DATASET ENTRIES:
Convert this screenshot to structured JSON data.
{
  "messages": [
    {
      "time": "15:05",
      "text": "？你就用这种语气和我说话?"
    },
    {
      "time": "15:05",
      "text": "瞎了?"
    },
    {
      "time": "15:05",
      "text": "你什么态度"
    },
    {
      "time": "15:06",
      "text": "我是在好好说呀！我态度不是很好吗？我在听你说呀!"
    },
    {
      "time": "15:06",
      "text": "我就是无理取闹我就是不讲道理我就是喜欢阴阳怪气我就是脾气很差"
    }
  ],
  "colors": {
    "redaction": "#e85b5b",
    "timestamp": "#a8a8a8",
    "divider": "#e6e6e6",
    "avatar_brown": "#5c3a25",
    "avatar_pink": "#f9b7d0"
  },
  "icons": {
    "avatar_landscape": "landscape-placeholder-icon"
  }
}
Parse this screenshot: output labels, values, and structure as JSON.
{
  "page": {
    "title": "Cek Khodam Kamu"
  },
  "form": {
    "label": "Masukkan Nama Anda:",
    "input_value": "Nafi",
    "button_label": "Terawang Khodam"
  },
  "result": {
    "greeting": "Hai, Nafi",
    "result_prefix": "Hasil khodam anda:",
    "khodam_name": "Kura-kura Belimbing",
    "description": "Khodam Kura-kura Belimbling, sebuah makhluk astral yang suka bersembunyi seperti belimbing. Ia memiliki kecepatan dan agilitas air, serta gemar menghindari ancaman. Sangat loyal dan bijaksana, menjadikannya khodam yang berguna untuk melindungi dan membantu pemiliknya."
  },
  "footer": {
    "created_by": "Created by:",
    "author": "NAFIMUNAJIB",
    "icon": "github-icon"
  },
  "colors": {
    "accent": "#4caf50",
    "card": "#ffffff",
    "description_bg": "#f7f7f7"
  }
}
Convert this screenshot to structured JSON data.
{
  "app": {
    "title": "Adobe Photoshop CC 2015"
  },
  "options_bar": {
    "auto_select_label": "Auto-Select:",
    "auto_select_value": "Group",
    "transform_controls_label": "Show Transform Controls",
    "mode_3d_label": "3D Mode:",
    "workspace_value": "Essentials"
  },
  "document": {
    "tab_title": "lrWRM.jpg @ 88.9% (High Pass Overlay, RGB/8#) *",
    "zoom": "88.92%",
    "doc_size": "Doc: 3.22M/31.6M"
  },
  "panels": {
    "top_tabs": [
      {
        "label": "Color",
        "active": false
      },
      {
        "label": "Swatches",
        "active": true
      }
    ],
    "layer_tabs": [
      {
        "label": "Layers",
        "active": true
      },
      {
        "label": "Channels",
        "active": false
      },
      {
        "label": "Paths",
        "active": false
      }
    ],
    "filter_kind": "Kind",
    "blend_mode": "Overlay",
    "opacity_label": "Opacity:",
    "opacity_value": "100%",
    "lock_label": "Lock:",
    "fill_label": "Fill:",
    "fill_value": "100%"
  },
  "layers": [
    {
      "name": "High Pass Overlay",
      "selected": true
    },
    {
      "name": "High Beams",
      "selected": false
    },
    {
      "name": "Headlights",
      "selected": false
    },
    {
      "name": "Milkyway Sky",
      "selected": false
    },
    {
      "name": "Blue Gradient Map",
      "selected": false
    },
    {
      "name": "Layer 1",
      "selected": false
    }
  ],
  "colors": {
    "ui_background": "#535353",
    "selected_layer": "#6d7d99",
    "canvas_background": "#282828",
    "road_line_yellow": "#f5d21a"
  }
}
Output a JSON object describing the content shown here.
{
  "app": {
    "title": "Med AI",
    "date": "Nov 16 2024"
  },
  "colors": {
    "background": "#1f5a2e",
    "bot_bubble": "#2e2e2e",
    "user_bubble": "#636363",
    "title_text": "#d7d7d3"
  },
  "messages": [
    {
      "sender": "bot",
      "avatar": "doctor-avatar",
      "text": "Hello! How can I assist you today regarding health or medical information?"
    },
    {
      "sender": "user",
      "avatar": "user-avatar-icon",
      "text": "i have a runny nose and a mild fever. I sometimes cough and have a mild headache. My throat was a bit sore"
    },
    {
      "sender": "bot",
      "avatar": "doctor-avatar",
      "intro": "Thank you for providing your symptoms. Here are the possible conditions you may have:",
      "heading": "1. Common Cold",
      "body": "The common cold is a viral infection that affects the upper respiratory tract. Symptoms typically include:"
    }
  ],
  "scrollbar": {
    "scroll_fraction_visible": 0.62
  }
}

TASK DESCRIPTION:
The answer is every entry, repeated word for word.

REPLY TO THE TASK:
Convert this screenshot to structured JSON data.
{
  "messages": [
    {
      "time": "15:05",
      "text": "？你就用这种语气和我说话?"
    },
    {
      "time": "15:05",
      "text": "瞎了?"
    },
    {
      "time": "15:05",
      "text": "你什么态度"
    },
    {
      "time": "15:06",
      "text": "我是在好好说呀！我态度不是很好吗？我在听你说呀!"
    },
    {
      "time": "15:06",
      "text": "我就是无理取闹我就是不讲道理我就是喜欢阴阳怪气我就是脾气很差"
    }
  ],
  "colors": {
    "redaction": "#e85b5b",
    "timestamp": "#a8a8a8",
    "divider": "#e6e6e6",
    "avatar_brown": "#5c3a25",
    "avatar_pink": "#f9b7d0"
  },
  "icons": {
    "avatar_landscape": "landscape-placeholder-icon"
  }
}
Parse this screenshot: output labels, values, and structure as JSON.
{
  "page": {
    "title": "Cek Khodam Kamu"
  },
  "form": {
    "label": "Masukkan Nama Anda:",
    "input_value": "Nafi",
    "button_label": "Terawang Khodam"
  },
  "result": {
    "greeting": "Hai, Nafi",
    "result_prefix": "Hasil khodam anda:",
    "khodam_name": "Kura-kura Belimbing",
    "description": "Khodam Kura-kura Belimbling, sebuah makhluk astral yang suka bersembunyi seperti belimbing. Ia memiliki kecepatan dan agilitas air, serta gemar menghindari ancaman. Sangat loyal dan bijaksana, menjadikannya khodam yang berguna untuk melindungi dan membantu pemiliknya."
  },
  "footer": {
    "created_by": "Created by:",
    "author": "NAFIMUNAJIB",
    "icon": "github-icon"
  },
  "colors": {
    "accent": "#4caf50",
    "card": "#ffffff",
    "description_bg": "#f7f7f7"
  }
}
Convert this screenshot to structured JSON data.
{
  "app": {
    "title": "Adobe Photoshop CC 2015"
  },
  "options_bar": {
    "auto_select_label": "Auto-Select:",
    "auto_select_value": "Group",
    "transform_controls_label": "Show Transform Controls",
    "mode_3d_label": "3D Mode:",
    "workspace_value": "Essentials"
  },
  "document": {
    "tab_title": "lrWRM.jpg @ 88.9% (High Pass Overlay, RGB/8#) *",
    "zoom": "88.92%",
    "doc_size": "Doc: 3.22M/31.6M"
  },
  "panels": {
    "top_tabs": [
      {
        "label": "Color",
        "active": false
      },
      {
        "label": "Swatches",
        "active": true
      }
    ],
    "layer_tabs": [
      {
        "label": "Layers",
        "active": true
      },
      {
        "label": "Channels",
        "active": false
      },
      {
        "label": "Paths",
        "active": false
      }
    ],
    "filter_kind": "Kind",
    "blend_mode": "Overlay",
    "opacity_label": "Opacity:",
    "opacity_value": "100%",
    "lock_label": "Lock:",
    "fill_label": "Fill:",
    "fill_value": "100%"
  },
  "layers": [
    {
      "name": "High Pass Overlay",
      "selected": true
    },
    {
      "name": "High Beams",
      "selected": false
    },
    {
      "name": "Headlights",
      "selected": false
    },
    {
      "name": "Milkyway Sky",
      "selected": false
    },
    {
      "name": "Blue Gradient Map",
      "selected": false
    },
    {
      "name": "Layer 1",
      "selected": false
    }
  ],
  "colors": {
    "ui_background": "#535353",
    "selected_layer": "#6d7d99",
    "canvas_background": "#282828",
    "road_line_yellow": "#f5d21a"
  }
}
Output a JSON object describing the content shown here.
{
  "app": {
    "title": "Med AI",
    "date": "Nov 16 2024"
  },
  "colors": {
    "background": "#1f5a2e",
    "bot_bubble": "#2e2e2e",
    "user_bubble": "#636363",
    "title_text": "#d7d7d3"
  },
  "messages": [
    {
      "sender": "bot",
      "avatar": "doctor-avatar",
      "text": "Hello! How can I assist you today regarding health or medical information?"
    },
    {
      "sender": "user",
      "avatar": "user-avatar-icon",
      "text": "i have a runny nose and a mild fever. I sometimes cough and have a mild headache. My throat was a bit sore"
    },
    {
      "sender": "bot",
      "avatar": "doctor-avatar",
      "intro": "Thank you for providing your symptoms. Here are the possible conditions you may have:",
      "heading": "1. Common Cold",
      "body": "The common cold is a viral infection that affects the upper respiratory tract. Symptoms typically include:"
    }
  ],
  "scrollbar": {
    "scroll_fraction_visible": 0.62
  }
}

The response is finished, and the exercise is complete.